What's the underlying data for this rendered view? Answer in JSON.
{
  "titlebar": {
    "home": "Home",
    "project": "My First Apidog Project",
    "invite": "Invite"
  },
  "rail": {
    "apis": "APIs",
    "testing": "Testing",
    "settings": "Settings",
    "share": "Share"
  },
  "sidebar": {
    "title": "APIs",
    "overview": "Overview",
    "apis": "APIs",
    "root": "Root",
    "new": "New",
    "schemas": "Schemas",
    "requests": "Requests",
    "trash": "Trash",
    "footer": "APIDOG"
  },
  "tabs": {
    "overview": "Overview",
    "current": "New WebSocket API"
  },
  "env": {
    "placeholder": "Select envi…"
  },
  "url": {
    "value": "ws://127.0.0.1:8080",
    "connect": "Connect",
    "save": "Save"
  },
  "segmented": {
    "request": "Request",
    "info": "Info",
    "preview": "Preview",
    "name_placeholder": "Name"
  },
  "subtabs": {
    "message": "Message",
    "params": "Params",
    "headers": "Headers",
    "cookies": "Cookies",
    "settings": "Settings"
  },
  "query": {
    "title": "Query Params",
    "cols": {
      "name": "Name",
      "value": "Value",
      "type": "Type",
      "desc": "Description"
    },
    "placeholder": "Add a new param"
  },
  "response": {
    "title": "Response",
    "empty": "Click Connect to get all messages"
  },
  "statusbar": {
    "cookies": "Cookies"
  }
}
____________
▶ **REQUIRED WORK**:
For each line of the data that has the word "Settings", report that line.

▶ **SOLVED EXERCISE**:
    "settings": "Settings",
    "settings": "Settings"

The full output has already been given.